**What the exercise asks:** Run through the records and show each line that includes the string "JSON".

Dataset items
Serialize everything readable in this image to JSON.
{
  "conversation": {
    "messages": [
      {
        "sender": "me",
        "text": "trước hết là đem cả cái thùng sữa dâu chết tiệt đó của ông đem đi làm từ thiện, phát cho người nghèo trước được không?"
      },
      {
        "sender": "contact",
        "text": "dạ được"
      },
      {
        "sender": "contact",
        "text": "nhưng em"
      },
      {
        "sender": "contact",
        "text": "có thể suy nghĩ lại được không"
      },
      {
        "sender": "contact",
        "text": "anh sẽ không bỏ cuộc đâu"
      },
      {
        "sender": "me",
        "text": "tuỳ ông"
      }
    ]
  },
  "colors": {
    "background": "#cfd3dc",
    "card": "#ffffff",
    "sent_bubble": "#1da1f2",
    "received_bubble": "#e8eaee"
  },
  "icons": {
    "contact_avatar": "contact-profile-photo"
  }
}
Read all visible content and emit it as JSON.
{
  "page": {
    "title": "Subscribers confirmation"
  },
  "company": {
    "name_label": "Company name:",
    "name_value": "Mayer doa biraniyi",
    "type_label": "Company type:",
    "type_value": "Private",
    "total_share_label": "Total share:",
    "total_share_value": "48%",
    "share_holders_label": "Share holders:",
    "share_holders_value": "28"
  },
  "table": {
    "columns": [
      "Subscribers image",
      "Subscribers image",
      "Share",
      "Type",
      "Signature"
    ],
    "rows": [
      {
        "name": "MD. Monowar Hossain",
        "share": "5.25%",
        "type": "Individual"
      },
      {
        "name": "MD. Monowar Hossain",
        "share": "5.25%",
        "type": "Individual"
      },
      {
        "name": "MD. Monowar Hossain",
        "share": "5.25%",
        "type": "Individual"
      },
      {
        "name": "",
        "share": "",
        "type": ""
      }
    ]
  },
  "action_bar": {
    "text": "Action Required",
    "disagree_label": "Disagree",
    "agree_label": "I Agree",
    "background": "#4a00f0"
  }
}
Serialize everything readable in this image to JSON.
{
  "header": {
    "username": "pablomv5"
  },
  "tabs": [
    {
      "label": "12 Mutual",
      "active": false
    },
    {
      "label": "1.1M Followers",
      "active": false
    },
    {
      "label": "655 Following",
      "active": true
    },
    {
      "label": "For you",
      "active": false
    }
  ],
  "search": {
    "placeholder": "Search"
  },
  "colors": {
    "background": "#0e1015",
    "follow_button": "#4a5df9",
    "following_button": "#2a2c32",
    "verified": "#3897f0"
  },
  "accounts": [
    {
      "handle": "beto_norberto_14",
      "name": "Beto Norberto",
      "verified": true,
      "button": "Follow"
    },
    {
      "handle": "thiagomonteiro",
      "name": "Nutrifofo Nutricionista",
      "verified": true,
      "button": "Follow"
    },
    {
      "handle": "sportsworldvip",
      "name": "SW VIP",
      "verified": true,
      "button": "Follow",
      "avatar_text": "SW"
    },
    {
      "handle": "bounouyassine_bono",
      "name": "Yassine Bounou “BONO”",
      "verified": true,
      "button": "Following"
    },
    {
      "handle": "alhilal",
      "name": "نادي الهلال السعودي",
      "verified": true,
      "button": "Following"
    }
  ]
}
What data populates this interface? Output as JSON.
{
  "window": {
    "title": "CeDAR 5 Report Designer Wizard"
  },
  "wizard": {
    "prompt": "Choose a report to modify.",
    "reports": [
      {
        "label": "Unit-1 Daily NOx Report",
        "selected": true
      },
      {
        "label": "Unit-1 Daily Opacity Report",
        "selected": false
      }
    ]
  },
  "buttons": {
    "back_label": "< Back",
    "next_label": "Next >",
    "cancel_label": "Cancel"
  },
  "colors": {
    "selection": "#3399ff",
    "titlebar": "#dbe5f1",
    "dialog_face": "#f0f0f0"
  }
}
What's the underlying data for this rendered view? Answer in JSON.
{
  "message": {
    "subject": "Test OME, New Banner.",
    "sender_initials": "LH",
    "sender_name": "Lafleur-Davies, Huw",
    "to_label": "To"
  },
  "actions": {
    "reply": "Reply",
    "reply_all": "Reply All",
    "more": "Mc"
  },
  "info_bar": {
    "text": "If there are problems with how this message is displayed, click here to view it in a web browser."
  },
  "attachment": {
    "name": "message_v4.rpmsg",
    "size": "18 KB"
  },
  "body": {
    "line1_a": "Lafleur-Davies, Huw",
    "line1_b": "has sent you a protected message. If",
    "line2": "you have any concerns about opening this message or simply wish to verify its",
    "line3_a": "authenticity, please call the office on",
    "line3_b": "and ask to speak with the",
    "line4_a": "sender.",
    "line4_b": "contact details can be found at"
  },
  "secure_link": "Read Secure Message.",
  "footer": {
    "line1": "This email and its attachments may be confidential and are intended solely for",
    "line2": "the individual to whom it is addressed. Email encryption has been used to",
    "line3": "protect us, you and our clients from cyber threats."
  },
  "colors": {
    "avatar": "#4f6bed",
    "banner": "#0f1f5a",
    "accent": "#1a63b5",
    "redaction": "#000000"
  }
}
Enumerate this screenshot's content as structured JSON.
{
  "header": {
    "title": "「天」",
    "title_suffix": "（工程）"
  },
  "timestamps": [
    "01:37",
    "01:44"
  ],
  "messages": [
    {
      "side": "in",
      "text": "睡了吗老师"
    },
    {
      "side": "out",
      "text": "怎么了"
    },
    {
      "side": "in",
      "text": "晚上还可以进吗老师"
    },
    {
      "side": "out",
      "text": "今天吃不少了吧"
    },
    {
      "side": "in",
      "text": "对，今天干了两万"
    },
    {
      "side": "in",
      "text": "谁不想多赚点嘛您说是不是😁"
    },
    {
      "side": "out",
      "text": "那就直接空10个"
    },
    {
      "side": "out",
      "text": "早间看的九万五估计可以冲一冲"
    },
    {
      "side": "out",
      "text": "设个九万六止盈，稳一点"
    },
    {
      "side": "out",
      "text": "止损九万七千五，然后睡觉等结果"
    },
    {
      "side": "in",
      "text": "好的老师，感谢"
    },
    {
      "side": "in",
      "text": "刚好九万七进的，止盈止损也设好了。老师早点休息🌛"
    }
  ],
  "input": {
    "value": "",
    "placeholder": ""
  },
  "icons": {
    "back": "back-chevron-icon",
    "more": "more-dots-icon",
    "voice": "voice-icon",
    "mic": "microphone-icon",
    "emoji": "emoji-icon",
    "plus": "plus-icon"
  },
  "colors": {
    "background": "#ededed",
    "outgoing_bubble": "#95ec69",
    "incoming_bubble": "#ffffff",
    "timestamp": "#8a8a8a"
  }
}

**Solution to this exercise:**
Serialize everything readable in this image to JSON.
Read all visible content and emit it as JSON.
Serialize everything readable in this image to JSON.
What data populates this interface? Output as JSON.
What's the underlying data for this rendered view? Answer in JSON.
Enumerate this screenshot's content as structured JSON.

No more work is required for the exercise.